In my previous post about Nagios, I showed how the rich Nagios charm simplifies adding basic monitoring to Juju environments. But, we need more than that. Services know more about how to verify they are working than a monitoring system could ever guess. Continue reading
Monitoring. Could it get any more nerdy than monitoring? Well I think we can make monitoring cool again…
If you’re using Juju, Nagios is about to get a lot easier to leverage into your environment. Anyone who has ever tried to automate their Nagios configuration, knows that it can be daunting. Nagios is so flexible and has so many options, its hard to get right when doing it by hand. Automating it requires even more thought. Part of this is because monitoring itself is a bit hard to genercise. There are lots of types of monitors. Nagios really focuses on two of these:
- Service monitoring – Make a script that pretends to be a user and see if your synthetic monitor sees what you expect.
- Resource monitoring – Look at the counters and metrics afforded a user of a normal system.
The trick is, the service monitoring wants to interrogate the real services from outside of the machine, while the resource monitoring wants to see things only visible with privileged access. Continue reading
- btrfs – BTRFS is pretty awesome, with filesystem level snapshotting and compression, it promises to make some waves on the server and small devices. Unfortunately, its still marked as EXPERIMENTAL by its own developers, and there are known bugs. However, you can choose to play with it in Ubuntu 10.04, which should be helpful for people finding and submitting bugs so the developers can feel better about people using it. There is a desire to have it as the default filesystem for the next Ubuntu LTS release, which is pretty exciting.
- Monitoring is too easy – Any time I see 10+ implementations of the same idea, I figure its probably something that is easy enough that people tend to write their own instead of searching for a solution. Monitoring and graphing seem to be in this category, with many solutions such as nagios, opennms, zenoss, munin, ganglia… the list goes on and on. We talked a lot about what to do in Ubuntu Server to make sure this is done well and makes sense, and basically ran out of time. The best part of the session though, was that we decided to focus on solving the data collection problem first, so each server takes responsibility for itself, and then allow centralized aggregation on another level.
- Server Community – There is some desire to have people test Ubuntu Server before a release, especially for the LTS releases. A beta program was proposed, but there is some doubt (my own included) that this will actually get people to test before the .0 release. Basically I have to think that as a server admin, people aren’t interested in even trying something in an unstable state. They’ll take the .0 and build a new server rev, but they’re not going to go around upgrading stable servers.
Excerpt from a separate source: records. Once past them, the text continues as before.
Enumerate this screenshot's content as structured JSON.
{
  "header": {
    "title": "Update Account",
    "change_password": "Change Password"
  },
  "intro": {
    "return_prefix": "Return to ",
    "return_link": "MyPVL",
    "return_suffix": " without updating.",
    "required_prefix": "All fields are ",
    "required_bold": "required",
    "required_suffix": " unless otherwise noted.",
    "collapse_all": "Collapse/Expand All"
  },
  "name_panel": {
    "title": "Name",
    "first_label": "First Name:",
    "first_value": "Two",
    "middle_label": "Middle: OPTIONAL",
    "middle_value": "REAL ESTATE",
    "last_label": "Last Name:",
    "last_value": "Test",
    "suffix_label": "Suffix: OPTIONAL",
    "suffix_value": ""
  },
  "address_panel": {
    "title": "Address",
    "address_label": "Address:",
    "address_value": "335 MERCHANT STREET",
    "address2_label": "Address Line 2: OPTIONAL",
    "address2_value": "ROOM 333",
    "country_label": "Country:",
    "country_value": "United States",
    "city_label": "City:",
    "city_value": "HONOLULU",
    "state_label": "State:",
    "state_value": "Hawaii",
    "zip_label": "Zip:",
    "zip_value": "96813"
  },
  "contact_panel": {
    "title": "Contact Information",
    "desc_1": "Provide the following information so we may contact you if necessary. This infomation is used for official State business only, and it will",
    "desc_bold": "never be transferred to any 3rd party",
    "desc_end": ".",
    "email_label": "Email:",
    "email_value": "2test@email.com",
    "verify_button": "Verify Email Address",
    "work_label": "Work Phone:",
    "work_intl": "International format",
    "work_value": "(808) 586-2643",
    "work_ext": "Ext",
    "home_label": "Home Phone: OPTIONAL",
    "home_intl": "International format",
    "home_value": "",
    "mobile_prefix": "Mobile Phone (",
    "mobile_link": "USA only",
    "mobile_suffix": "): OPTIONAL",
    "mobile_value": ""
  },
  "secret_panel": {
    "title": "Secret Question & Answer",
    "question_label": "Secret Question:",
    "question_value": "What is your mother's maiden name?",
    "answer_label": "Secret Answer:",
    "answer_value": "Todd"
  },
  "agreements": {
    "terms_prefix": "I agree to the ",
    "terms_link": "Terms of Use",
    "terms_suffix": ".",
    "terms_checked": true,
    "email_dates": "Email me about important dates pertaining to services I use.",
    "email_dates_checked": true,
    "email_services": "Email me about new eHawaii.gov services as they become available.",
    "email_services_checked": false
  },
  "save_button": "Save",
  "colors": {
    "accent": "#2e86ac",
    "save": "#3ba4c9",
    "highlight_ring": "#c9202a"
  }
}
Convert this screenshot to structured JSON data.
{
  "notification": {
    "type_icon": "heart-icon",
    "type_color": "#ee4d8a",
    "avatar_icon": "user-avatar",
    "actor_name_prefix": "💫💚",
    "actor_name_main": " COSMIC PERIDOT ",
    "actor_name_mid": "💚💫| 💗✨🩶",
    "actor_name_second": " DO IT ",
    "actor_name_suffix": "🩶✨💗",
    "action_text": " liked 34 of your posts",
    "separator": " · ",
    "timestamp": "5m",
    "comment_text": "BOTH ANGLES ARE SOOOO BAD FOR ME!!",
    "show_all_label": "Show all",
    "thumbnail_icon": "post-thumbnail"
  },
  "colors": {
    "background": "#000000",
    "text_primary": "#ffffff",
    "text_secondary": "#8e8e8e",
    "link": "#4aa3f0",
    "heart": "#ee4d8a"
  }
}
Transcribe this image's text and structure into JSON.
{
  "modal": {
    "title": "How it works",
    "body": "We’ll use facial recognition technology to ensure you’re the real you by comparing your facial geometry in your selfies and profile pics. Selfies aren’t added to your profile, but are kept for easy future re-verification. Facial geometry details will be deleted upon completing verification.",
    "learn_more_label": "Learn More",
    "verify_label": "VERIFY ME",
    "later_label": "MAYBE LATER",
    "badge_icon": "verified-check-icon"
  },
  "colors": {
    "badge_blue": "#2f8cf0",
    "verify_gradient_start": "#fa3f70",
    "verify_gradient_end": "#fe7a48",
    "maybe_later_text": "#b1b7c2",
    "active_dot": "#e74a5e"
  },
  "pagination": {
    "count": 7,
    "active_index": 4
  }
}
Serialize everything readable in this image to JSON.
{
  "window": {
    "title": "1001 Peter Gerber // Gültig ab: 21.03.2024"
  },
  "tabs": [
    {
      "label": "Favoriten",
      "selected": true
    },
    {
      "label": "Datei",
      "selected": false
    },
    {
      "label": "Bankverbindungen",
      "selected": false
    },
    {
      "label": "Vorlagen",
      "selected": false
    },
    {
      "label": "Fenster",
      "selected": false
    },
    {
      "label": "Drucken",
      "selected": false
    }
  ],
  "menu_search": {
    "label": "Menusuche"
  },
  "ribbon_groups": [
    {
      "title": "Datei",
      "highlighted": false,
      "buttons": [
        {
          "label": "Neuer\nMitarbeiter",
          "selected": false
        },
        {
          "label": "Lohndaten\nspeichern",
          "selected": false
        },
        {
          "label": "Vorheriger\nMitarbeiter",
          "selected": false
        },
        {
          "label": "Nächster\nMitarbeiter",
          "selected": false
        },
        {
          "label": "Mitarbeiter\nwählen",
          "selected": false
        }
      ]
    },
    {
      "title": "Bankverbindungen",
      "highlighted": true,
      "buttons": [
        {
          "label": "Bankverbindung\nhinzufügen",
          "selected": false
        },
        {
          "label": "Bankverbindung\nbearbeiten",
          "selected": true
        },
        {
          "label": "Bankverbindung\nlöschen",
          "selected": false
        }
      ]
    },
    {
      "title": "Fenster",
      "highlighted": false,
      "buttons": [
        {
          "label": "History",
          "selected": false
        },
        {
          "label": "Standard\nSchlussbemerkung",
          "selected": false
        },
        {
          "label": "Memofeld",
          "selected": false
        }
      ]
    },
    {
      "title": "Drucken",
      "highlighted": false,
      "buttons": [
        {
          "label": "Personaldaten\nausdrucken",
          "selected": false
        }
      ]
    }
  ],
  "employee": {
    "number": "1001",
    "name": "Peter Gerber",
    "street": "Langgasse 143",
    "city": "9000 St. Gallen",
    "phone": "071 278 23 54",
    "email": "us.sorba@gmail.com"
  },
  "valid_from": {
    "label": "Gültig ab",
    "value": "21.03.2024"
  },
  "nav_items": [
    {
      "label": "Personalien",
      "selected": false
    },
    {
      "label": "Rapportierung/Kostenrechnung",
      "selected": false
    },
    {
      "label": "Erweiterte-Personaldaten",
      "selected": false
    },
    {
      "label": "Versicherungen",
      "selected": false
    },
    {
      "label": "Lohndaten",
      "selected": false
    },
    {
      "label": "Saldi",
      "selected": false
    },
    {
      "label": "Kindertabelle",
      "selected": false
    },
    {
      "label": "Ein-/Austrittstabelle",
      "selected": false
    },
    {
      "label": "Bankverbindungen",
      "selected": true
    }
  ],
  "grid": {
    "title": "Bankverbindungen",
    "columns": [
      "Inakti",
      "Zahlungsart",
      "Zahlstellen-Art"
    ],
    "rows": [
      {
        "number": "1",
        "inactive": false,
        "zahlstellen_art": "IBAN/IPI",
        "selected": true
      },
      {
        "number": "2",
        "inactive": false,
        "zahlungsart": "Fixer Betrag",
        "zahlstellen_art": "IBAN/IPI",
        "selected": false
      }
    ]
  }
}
This needs more thought and discussion definitely.
Sitting in the first session for Wednesday now listening to a session about the next 6 months of Ubuntu Enterprise Cloud and Eucalyptus development. Very exciting stuff!
After about 16 hours in the air and waiting on the tarmac, I arrived here in Brussels, Belgium for my first day on the job at Canonical.
I actually really love the feeling one gets when pushed to their limits of sleep deprivation. For me, my ego tends to shrink and go away after this long without sleep. I did catch a few winks on the plane, but they were mostly drunken winks, so they weren’t quite as restful as, say stretching out on a pile of broken glass. With the sun hanging in the air while my body wanted it to be under foot safely blocked out by a ball of mud, magma and water, I arrived feeling pretty much like I was in outer space.
That feeling was rather fitting, given that the first Canonical employee I met at lunch was none other than Mark Shuttleworth, who actually *has* been in outer space. Continue reading